Adapted from Guardian cartoonist Posy Simmonds’ graphic novel of the same name – itself a “loose” adaptation of Hardy’s Far from the Madding Crowd, – Tamara Drewe stars British Actress Gemma Arterton as the titular Ms Drewe, a highly successful, London-based journalist who returns home to the sleepy Dorset village of Ewedown after the death of her mother. In keeping with both Simmonds’ graphic novel and Hardy’s source text, Tamara finds herself at the centre of a suitor love triangle, consisting of thriller writer/serial philander Nicholas Hardiment (Frears regular Roger Allam), indie drummer Ben Sergeant (Dominic Cooper) and local ‘yokel’ Andy Cobb (Luke Evans), who she dated as a teenager. But will the film’s heroine make the right choice about who is the right man for her?

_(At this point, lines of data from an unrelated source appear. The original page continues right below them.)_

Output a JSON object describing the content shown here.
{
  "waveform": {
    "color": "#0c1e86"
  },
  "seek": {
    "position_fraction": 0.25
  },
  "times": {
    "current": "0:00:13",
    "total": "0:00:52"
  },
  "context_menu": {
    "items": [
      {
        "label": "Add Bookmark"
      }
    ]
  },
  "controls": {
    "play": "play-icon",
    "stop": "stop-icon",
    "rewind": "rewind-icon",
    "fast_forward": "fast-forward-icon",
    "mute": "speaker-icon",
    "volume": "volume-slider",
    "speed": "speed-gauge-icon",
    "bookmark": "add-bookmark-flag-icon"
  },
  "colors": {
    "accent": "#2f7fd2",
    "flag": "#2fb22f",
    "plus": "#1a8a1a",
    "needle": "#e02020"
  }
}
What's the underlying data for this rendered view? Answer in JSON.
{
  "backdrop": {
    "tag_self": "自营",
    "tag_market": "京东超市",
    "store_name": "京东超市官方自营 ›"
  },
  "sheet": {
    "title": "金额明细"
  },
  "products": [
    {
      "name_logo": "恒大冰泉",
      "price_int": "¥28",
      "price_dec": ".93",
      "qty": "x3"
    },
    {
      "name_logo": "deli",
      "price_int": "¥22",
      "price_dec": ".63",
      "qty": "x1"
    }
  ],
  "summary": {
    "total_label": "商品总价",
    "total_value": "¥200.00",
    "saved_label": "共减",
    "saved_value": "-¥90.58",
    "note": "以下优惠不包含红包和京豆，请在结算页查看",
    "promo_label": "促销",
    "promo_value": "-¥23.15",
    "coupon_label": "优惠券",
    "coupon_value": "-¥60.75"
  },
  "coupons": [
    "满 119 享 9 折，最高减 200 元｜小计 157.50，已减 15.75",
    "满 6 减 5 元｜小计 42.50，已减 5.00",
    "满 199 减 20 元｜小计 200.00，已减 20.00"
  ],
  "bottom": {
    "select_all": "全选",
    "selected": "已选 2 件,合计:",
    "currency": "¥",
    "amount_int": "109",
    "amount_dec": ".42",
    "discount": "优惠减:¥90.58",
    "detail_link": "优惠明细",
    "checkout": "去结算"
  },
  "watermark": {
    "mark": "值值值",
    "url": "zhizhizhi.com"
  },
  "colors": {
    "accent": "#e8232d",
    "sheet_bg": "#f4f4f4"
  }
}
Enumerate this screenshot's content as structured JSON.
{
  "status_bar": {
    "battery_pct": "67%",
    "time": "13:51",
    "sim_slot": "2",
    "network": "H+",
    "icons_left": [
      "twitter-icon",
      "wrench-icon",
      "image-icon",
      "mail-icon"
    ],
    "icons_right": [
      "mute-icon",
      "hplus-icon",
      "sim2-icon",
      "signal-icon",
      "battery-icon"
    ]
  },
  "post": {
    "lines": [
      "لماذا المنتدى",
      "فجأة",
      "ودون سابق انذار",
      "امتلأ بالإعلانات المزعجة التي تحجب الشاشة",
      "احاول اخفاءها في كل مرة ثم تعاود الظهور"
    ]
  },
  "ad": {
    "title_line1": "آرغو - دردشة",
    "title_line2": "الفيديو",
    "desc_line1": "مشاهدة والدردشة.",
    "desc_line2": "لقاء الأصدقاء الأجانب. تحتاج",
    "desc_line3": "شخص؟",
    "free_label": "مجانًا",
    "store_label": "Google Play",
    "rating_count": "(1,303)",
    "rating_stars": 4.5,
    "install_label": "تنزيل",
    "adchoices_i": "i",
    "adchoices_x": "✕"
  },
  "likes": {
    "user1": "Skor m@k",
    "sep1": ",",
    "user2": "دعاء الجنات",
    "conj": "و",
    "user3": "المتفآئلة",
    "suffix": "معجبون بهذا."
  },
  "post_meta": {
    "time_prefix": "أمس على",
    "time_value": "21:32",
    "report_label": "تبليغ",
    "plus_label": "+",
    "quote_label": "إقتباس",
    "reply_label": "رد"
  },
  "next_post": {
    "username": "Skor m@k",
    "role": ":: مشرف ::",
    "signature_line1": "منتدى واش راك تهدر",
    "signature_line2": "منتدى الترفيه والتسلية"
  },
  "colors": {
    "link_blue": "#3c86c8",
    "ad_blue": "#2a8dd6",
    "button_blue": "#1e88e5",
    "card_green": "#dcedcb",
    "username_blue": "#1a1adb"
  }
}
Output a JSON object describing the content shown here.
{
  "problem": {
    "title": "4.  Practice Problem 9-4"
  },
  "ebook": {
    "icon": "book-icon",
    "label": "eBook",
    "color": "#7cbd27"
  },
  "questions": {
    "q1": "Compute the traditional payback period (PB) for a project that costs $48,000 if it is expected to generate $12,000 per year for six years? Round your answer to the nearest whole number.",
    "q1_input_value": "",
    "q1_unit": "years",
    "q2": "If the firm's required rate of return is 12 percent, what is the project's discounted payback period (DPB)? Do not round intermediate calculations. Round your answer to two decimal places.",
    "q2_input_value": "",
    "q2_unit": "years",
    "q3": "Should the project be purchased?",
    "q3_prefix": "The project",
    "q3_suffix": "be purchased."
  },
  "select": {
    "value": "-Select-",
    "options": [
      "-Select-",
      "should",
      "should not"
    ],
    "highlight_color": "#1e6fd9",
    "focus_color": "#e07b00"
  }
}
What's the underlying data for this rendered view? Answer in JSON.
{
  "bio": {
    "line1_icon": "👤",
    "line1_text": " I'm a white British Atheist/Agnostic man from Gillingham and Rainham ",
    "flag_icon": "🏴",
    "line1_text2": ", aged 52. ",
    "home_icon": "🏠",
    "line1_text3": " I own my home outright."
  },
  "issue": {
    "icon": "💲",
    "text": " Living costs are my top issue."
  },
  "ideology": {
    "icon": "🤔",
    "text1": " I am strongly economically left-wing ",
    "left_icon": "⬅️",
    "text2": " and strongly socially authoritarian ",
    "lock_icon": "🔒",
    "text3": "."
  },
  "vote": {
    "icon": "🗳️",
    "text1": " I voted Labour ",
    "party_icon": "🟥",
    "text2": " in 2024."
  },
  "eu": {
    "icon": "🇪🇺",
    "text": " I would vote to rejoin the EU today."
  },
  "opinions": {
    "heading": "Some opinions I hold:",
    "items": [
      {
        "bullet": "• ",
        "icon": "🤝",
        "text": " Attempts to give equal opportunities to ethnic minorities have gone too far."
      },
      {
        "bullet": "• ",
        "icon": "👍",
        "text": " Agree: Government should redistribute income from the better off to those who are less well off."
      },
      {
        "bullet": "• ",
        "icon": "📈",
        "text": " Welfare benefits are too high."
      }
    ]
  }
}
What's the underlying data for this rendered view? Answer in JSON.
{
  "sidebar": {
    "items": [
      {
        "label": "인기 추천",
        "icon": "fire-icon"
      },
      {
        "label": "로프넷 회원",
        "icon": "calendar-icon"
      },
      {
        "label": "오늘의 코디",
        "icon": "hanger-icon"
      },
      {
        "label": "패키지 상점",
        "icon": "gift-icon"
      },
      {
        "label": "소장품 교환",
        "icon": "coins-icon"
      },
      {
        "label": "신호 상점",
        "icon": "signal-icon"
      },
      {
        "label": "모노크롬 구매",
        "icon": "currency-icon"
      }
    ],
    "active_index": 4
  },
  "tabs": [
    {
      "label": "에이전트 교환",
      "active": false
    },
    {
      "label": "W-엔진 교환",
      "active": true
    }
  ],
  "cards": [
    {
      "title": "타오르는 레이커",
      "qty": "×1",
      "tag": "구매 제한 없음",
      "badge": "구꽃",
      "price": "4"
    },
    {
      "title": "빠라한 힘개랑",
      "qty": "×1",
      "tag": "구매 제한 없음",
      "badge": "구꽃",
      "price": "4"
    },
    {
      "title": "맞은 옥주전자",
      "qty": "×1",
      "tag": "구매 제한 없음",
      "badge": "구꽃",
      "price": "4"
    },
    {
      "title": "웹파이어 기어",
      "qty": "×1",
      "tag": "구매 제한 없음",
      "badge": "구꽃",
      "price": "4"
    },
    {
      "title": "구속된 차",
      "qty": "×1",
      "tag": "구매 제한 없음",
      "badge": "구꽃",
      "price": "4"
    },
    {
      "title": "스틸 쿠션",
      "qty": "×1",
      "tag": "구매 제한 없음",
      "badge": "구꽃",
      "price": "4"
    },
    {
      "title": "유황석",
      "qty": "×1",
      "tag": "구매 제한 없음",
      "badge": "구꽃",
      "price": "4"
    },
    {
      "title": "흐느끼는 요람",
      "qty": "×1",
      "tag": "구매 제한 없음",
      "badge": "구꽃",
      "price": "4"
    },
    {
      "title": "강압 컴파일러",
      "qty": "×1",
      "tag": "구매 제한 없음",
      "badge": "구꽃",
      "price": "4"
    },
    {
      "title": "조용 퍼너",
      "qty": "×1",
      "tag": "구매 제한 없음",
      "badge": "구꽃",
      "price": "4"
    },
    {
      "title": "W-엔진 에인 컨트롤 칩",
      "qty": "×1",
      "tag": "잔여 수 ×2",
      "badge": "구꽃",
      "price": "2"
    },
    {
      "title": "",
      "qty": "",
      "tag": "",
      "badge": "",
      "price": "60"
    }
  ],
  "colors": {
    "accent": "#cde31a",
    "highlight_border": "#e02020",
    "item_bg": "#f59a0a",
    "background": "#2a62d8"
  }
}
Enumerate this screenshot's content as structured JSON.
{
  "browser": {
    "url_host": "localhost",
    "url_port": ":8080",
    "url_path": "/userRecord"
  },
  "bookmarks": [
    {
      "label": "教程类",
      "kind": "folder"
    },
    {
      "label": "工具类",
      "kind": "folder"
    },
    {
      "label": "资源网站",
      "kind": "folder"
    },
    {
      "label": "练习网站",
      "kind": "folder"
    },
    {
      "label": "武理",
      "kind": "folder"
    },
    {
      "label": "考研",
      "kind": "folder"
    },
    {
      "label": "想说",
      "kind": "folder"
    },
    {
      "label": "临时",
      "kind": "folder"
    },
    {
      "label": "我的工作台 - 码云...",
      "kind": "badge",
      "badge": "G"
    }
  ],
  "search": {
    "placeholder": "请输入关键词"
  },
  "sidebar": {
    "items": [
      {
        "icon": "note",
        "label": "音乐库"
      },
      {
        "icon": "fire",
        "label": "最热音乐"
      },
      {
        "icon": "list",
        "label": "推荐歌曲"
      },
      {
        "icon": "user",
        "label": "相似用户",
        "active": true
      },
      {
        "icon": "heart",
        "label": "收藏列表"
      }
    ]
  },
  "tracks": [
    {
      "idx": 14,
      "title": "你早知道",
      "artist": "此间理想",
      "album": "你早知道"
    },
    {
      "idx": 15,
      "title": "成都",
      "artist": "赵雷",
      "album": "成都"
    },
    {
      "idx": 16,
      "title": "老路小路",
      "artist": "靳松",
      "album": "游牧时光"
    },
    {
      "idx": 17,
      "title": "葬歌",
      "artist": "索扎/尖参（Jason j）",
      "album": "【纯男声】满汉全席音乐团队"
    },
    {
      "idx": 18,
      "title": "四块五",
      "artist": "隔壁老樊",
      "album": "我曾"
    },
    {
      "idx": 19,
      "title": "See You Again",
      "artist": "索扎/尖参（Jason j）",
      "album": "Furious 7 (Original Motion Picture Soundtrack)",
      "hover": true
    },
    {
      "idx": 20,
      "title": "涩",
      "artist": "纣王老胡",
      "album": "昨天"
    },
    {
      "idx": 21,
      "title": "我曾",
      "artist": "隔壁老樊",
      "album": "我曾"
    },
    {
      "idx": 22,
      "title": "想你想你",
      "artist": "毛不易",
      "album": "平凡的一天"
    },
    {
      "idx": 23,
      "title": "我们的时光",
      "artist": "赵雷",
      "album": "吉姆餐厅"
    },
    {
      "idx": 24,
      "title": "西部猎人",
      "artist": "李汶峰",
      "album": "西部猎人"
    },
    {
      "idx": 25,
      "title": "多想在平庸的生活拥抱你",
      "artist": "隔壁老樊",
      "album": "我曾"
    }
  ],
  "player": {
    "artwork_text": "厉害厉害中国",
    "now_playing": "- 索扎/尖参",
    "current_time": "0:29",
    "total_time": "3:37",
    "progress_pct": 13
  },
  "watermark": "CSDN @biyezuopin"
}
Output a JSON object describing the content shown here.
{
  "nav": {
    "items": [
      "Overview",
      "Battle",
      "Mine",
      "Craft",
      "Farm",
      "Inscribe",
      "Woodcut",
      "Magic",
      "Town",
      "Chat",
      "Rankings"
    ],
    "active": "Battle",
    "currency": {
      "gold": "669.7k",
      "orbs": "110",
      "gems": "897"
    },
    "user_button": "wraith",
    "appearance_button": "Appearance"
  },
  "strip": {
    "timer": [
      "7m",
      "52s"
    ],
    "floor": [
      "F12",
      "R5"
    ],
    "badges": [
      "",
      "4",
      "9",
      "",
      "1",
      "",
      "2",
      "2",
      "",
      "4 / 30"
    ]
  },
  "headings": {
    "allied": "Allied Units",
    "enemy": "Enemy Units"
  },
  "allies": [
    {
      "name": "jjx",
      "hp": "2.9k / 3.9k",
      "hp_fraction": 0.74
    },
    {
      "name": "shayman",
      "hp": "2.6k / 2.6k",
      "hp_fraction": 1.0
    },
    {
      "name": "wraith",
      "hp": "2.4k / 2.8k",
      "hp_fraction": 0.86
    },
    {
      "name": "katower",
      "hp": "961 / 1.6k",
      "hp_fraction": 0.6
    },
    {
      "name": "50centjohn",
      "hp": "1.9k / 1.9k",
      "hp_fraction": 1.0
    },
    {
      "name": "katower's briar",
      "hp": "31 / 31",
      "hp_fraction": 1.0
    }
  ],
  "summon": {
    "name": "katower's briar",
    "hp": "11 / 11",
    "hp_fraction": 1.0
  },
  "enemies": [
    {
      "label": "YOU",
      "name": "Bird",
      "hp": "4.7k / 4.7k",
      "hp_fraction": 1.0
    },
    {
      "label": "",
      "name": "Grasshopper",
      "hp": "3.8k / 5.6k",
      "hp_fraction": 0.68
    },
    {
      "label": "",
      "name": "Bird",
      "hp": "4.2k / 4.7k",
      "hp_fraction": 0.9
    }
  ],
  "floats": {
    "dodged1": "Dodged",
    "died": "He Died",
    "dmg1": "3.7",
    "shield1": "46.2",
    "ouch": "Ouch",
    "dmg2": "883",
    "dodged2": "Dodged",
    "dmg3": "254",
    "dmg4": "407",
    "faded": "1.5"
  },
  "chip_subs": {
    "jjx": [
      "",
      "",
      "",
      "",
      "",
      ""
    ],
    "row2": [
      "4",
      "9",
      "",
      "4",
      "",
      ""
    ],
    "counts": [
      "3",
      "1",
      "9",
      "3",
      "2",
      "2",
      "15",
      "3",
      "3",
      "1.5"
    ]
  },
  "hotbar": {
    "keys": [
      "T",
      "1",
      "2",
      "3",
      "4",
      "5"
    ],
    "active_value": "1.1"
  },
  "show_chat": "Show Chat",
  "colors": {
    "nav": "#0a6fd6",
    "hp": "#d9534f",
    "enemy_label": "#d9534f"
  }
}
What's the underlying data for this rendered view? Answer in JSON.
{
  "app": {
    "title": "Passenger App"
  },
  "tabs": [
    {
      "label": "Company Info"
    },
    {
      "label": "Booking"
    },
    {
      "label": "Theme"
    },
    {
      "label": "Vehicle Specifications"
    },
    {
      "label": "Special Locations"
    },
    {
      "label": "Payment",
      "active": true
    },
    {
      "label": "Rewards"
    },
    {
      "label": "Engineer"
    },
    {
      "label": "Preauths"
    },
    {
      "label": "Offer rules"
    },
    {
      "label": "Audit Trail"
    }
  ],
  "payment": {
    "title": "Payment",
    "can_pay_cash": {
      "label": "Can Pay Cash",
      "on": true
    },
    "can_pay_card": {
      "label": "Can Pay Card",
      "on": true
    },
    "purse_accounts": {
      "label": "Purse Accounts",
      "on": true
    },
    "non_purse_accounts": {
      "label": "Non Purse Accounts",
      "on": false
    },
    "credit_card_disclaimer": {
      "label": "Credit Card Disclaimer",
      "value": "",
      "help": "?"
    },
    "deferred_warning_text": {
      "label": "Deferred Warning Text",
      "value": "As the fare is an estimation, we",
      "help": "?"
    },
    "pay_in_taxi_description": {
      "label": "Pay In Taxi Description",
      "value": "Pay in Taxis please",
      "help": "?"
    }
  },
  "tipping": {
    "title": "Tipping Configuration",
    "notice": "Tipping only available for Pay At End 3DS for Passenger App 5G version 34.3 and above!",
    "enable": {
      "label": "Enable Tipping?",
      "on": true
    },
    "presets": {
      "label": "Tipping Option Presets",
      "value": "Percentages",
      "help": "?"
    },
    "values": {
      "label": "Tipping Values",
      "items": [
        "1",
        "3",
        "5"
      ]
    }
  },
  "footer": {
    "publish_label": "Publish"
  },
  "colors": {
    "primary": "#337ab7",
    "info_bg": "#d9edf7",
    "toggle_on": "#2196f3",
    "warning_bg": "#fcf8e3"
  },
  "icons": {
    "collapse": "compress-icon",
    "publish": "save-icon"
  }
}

Ultimately, you don’t have to be a devout ‘Hardyphile’ to see how this particular narrative will tie itself up. Will the girl pick the untrustworthy lothario, the vain, superficial musician or the down-to-earth local boy? Answers on a postcard etc. etc. Unfortunately, Tamara Drewe’s narrative predictability is the very least of its problems. The film marks the first foray into the comedy genre for Frears, the director responsible for works such as the social-realist drama My Beautiful Laundrette (1985) and the Oscar-nominated The Queen (2006), and it is only when his latest film is compared to his past triumphs that its numerous failings become so apparent.
Frears appears to go out of his way to push the concepts of stereotypical British “whimsy” and serendipitous farce to their absolute limit, to the point where an audience would be duly forgiven for thinking they were being forced to endure the latest flimsy toff-fest from industry luvvy Richard Curtis. Frears has stated that Tamara Drewe is his attempt to rectify the fact that “the English don’t make films about the middle classes”, a statement that is hard to dismiss given the country’s infatuation with gritty gangster dramas and “social issue” films. However, the inhabitants of Ewedown (with the exception of Mr. Hardiment, Glen and the impressive Tamsin Greig as Hardiment’s long suffering wife, Beth) are all almost as two dimensional as Simmonds’ original illustrations.
Arterton is almost entirely unsympathetic as the film’s promiscuous protagonist, changing partners almost as regularly as her nasal coverings. Her romantic interests are just as flat; Mamma Mia! (2008) star Cooper’s indie rocker impression is initially amusing, yet his one-note performance quickly begins to grate, and Evan’s good, honest farmhand Andy goes missing for large portions of the film, reappearing with the odd derogatory comment about Londoners before fading back into anonymity.
A step (or should that be genre) too far for the once-versatile Frears, Tamara Drewe’s self-proclamations of having blended ‘intelligent’ British humour with black comedy slowly fritters away as the film plods towards its abrupt and wholly unsatisfactory ending. For somewhat more successful attempts at blending British wit with melancholy and tragedy, see Mike Leigh’s Happy Go Lucky (2008) or Ken Loach’s Looking for Eric (2009). For Frears at his best, simply rent a copy of My Beautiful Laundrette.